One issue within this is that if a person is not faithful to the daily duties of Christianity, then other believers, younger in the faith, can grow up to and past them. However, this is not because of something special in the younger believer, but only because they did their duty, as all should.
Many people become passive in their duty as Christians to pray and study the Word of God. They are too easily satisfied and fail to realize just how incomplete they are. This is a danger for all ages of Christians and, not least of all, those who have walked long in the faith. But we must all recognize the truth that it is our singular duty to “hold fast what you have until I come.” (Rev 2:25) Though we may not be walking away from Christ, our duty is to also continue to seek Him and obey Him.
There is shame in our failure to maintain our daily duty, but if the older believer is rebuked in seeing younger believers catching up to them, or even having passed them, they should not be overcome by it, but rather put their hand to the plow in repentance and truth. God has shown them the truth of how necessary daily duty is. They should not go so far in their shame that they despise the truth and refuse it for the sake of the self image they wish were true of them, but is not.

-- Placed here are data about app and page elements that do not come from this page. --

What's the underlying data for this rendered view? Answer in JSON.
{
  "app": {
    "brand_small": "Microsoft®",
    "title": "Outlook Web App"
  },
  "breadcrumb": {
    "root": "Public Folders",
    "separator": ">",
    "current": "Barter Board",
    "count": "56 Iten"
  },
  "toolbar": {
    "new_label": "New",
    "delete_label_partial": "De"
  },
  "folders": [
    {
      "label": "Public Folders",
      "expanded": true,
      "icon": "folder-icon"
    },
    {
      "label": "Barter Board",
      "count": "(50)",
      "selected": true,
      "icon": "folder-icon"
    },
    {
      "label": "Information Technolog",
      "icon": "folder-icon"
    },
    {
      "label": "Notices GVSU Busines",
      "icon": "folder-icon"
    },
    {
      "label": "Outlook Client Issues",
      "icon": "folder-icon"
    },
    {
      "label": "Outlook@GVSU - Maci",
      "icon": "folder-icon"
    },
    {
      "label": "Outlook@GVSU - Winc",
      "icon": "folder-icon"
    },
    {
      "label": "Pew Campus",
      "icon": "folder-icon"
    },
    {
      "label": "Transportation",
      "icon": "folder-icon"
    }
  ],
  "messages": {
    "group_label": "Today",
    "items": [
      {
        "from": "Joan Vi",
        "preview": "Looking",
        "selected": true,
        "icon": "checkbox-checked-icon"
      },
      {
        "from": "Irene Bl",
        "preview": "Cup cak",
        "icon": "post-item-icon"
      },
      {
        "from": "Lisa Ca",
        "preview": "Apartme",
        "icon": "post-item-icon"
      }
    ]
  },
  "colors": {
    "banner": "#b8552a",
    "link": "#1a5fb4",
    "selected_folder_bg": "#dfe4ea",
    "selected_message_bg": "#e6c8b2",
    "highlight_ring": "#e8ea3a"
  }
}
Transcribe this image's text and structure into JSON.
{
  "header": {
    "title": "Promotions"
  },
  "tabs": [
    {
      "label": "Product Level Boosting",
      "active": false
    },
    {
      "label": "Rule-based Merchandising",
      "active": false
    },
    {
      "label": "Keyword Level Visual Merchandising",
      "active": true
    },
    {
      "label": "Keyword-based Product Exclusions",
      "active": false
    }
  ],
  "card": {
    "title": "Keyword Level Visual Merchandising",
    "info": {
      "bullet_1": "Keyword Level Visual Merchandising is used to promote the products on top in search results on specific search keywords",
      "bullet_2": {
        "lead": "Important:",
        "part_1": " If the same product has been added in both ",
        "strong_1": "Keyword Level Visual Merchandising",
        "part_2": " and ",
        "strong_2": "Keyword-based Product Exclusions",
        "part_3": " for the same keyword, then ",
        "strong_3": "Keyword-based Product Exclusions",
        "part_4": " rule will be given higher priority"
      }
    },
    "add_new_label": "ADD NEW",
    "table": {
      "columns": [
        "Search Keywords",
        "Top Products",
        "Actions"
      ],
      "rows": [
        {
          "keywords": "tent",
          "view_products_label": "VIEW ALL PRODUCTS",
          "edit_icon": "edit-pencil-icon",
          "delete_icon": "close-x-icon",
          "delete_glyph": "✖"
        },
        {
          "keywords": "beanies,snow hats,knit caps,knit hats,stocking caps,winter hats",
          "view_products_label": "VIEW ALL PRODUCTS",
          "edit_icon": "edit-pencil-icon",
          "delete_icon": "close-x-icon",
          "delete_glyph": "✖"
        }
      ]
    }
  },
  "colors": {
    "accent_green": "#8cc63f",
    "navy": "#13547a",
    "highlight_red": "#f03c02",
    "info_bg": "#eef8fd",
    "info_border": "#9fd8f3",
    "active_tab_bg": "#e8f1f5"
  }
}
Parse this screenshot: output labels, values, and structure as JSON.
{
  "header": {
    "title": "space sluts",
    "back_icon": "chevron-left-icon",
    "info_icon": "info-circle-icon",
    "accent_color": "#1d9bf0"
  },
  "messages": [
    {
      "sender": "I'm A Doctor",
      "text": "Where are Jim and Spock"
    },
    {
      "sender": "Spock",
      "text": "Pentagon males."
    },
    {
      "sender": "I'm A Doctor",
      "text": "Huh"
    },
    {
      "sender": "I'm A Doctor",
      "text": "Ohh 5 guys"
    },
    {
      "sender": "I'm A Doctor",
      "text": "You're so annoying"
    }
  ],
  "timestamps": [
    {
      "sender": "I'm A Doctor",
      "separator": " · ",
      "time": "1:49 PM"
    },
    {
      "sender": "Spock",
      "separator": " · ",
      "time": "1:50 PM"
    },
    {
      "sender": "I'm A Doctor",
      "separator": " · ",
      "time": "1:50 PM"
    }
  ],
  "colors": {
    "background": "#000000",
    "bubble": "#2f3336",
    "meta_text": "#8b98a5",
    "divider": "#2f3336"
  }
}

For the younger believer, there is no place here to be proud, yet it is here that a younger believer is most tempted to be. Rather, they should fear and see how shameful it is to put off daily duty. The only lesson here for both parties is how necessary our obedience is and how true God is to grow those who seek Him. We should never have reason for pride nor reason for despair, but should always aim for the truth.
There is a belief today that we should treat younger people as if they’re more pure and therefore wiser, but this is foolish! This is only the case if an older person has neglected their duty of obedience; it should not be the case. To follow this thinking is demeaning to older people based upon their age and produces arrogance in younger people because of their age—it’s shameful!
Yet this is what so many people are doing, demeaning themselves before younger people as if they are somehow wiser in their innocence!
The only person who is wise is the person who fears and obeys God. That is why whether a person is young or old can be of very little account. In one culture we are taught to honor older people as if they are just inherently wise, and while there is some wisdom that comes with age, we are foolish if we believe that there is any true wisdom in those who do not obey God. In another culture older people are pressured to believe they should stoop to younger people’s standards. Seeing anything about themselves as outdated and foolish, young people are treated as wiser because they are treated as if their youthfulness is a certain innocence, and such innocence to be inherent wisdom.
Both of these are false, for what does Psalm 119:100 say? Why is David wise? “[Because] I keep your precepts.”
There is much threat today of us failing to walk in our duty and there is still further threat of us being proud in whatever “wisdom” we imagine that we have. It is always people who are wise in their own eyes and self-satisfied who fail to pursue Christ correctly. Every day we need to remember our duties to Christ and ensure that we are walking in them, remembering that this alone is wisdom. “The fear of the LORD is the beginning of wisdom, and the knowledge of the Holy One is insight.” (Prov 9:10)